"Sabi nga nila, mahirap kalabanin iyong kalaban na hindi nakikita (As they say, it is difficult to contain an invisible enemy). So if we have submarines, I'm sure other powerful navies would respect the Philippine Navy - if we get the submarine, your honor," Empedrad said.
--- End quote ---

Unfortunately, after FOIC spoke of subs, lawmakers were just...oh well.

Manokski:
The PN is aiming too high I think.
Instead of thinking subs, they should be thinking "mines".

Let history be the guide. 
When the US blockaded Japan, they used Submarines and mines.
When the Iranians first confronted the US, their most potent weapon was mines.

Mine warfare is the best bang for the buck there is.

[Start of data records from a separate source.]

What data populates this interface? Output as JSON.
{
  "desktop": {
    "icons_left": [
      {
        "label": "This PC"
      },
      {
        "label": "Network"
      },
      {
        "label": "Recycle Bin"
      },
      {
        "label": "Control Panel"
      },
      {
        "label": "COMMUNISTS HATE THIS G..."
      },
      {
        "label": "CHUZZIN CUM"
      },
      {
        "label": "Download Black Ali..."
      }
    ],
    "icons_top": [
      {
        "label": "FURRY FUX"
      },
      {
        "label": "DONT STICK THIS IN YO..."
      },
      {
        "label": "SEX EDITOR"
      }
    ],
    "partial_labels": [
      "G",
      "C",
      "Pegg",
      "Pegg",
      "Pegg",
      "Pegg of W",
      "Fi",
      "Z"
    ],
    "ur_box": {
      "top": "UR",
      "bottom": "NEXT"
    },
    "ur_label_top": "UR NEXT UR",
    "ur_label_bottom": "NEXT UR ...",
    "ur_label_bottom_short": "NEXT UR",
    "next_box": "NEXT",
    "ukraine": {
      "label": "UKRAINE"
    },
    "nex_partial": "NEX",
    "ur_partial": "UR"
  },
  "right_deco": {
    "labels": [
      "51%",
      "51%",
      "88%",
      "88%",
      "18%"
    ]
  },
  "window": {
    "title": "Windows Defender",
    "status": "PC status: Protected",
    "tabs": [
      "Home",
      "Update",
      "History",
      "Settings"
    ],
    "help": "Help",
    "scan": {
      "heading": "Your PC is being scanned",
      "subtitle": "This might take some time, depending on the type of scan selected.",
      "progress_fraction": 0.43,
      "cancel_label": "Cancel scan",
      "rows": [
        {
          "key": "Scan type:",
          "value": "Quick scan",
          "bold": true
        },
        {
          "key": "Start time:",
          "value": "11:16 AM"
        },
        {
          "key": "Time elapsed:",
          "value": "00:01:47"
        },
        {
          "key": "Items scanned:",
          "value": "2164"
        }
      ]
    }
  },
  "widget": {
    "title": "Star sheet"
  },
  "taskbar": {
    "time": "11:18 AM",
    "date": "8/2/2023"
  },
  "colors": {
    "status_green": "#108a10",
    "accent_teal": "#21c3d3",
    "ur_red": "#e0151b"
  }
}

The Chinese in their now more numerous fixed positions far from the mainland are now more than ever tied to an easily interdictable supply chain.
The Philippines on the other hand is now pretty much used to a shoestring supply chain. Guess who is more vulnerable to mine warefare at this point?

Mines are easily deployable - the PN and PAF can use existing aircraft with little or no modification.
PN ships can be easily modified to drop them and acquiring self deployable mines would be far cheaper than subs.

If need be, overnight, the PN can shutdown all shipping in and round the Spratly islands then withdraw to the safety of Palawan and Philippine waters and essentially dare the Chinese to invoke the MDT.

adroth:

--- Quote from: Manokski on February 23, 2018, 05:54:57 AM ---The PN is aiming too high I think.
Instead of thinking subs, they should be thinking "mines".

Let history be the guide. 
When the US blockaded Japan, they used Submarines and mines.
When the Iranians first confronted the US, their most potent weapon was mines.

Mine warfare is the best bang for the buck there is.

The Chinese in their now more numerous fixed positions far from the mainland are now more than ever tied to an easily interdictable supply chain.
The Philippines on the other hand is now pretty much used to a shoestring supply chain. Guess who is more vulnerable to mine warefare at this point?

Mines are easily deployable - the PN and PAF can use existing aircraft with little or no modification.
PN ships can be easily modified to drop them and acquiring self deployable mines would be far cheaper than subs.

If need be, overnight, the PN can shutdown all shipping in and round the Spratly islands then withdraw to the safety of Palawan and Philippine waters and essentially dare the Chinese to invoke the MDT.

--- End quote ---

With mines, there is a fine line between mines that are internationally acceptable, and mines that are considered an act of war once deployed

http://avalon.law.yale.edu/20th_century/hague08.asp

https://warontherocks.com/2014/10/an-act-of-war-the-law-of-naval-mining/

LionFlyer:

--- Quote from: Manokski on February 23, 2018, 05:54:57 AM ---If need be, overnight, the PN can shutdown all shipping in and round the Spratly islands then withdraw to the safety of Palawan and Philippine waters and essentially dare the Chinese to invoke the MDT.

--- End quote ---

Other nations using the Spratly will clearly object to any attempts to close down the Spratly, especially using mines which are indiscriminate.  What you have described is offensive mine warfare in an international transit route.

Navigation

[0] Message Index

[#] Next page

Go to full version